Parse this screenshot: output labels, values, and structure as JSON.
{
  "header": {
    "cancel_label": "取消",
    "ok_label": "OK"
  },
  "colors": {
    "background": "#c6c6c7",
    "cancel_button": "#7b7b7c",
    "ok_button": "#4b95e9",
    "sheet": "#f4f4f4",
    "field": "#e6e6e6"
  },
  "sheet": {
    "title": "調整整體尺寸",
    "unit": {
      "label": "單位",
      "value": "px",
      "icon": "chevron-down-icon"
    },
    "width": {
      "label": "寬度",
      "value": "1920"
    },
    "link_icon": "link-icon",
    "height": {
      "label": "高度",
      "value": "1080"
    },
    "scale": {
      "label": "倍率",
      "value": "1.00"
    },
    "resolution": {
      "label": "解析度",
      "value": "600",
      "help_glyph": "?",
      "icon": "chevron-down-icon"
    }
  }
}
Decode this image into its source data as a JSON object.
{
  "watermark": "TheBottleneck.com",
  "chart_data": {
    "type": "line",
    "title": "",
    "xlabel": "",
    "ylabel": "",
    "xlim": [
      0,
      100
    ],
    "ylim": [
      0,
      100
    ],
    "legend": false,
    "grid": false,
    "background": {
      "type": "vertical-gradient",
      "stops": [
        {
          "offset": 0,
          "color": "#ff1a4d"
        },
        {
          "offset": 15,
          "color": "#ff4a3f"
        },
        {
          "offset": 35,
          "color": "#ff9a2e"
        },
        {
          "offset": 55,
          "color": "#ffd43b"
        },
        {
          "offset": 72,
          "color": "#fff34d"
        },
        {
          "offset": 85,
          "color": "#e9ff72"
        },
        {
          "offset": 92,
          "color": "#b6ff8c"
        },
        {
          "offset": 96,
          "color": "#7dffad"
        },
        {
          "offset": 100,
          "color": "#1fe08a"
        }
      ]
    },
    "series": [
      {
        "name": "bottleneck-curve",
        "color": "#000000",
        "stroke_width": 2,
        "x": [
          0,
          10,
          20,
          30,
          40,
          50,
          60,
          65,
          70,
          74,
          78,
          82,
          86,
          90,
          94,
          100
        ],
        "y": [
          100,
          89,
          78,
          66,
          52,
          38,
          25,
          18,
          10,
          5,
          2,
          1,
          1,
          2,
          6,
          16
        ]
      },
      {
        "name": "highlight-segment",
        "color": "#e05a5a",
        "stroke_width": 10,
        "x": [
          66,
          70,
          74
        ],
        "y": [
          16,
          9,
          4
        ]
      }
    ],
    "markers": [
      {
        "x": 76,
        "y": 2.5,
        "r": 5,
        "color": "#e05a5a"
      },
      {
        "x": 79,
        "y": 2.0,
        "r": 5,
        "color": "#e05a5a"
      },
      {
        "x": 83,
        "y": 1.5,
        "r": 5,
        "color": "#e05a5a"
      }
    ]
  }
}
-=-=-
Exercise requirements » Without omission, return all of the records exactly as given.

Completed exercise »
Parse this screenshot: output labels, values, and structure as JSON.
{
  "header": {
    "cancel_label": "取消",
    "ok_label": "OK"
  },
  "colors": {
    "background": "#c6c6c7",
    "cancel_button": "#7b7b7c",
    "ok_button": "#4b95e9",
    "sheet": "#f4f4f4",
    "field": "#e6e6e6"
  },
  "sheet": {
    "title": "調整整體尺寸",
    "unit": {
      "label": "單位",
      "value": "px",
      "icon": "chevron-down-icon"
    },
    "width": {
      "label": "寬度",
      "value": "1920"
    },
    "link_icon": "link-icon",
    "height": {
      "label": "高度",
      "value": "1080"
    },
    "scale": {
      "label": "倍率",
      "value": "1.00"
    },
    "resolution": {
      "label": "解析度",
      "value": "600",
      "help_glyph": "?",
      "icon": "chevron-down-icon"
    }
  }
}
Decode this image into its source data as a JSON object.
{
  "watermark": "TheBottleneck.com",
  "chart_data": {
    "type": "line",
    "title": "",
    "xlabel": "",
    "ylabel": "",
    "xlim": [
      0,
      100
    ],
    "ylim": [
      0,
      100
    ],
    "legend": false,
    "grid": false,
    "background": {
      "type": "vertical-gradient",
      "stops": [
        {
          "offset": 0,
          "color": "#ff1a4d"
        },
        {
          "offset": 15,
          "color": "#ff4a3f"
        },
        {
          "offset": 35,
          "color": "#ff9a2e"
        },
        {
          "offset": 55,
          "color": "#ffd43b"
        },
        {
          "offset": 72,
          "color": "#fff34d"
        },
        {
          "offset": 85,
          "color": "#e9ff72"
        },
        {
          "offset": 92,
          "color": "#b6ff8c"
        },
        {
          "offset": 96,
          "color": "#7dffad"
        },
        {
          "offset": 100,
          "color": "#1fe08a"
        }
      ]
    },
    "series": [
      {
        "name": "bottleneck-curve",
        "color": "#000000",
        "stroke_width": 2,
        "x": [
          0,
          10,
          20,
          30,
          40,
          50,
          60,
          65,
          70,
          74,
          78,
          82,
          86,
          90,
          94,
          100
        ],
        "y": [
          100,
          89,
          78,
          66,
          52,
          38,
          25,
          18,
          10,
          5,
          2,
          1,
          1,
          2,
          6,
          16
        ]
      },
      {
        "name": "highlight-segment",
        "color": "#e05a5a",
        "stroke_width": 10,
        "x": [
          66,
          70,
          74
        ],
        "y": [
          16,
          9,
          4
        ]
      }
    ],
    "markers": [
      {
        "x": 76,
        "y": 2.5,
        "r": 5,
        "color": "#e05a5a"
      },
      {
        "x": 79,
        "y": 2.0,
        "r": 5,
        "color": "#e05a5a"
      },
      {
        "x": 83,
        "y": 1.5,
        "r": 5,
        "color": "#e05a5a"
      }
    ]
  }
}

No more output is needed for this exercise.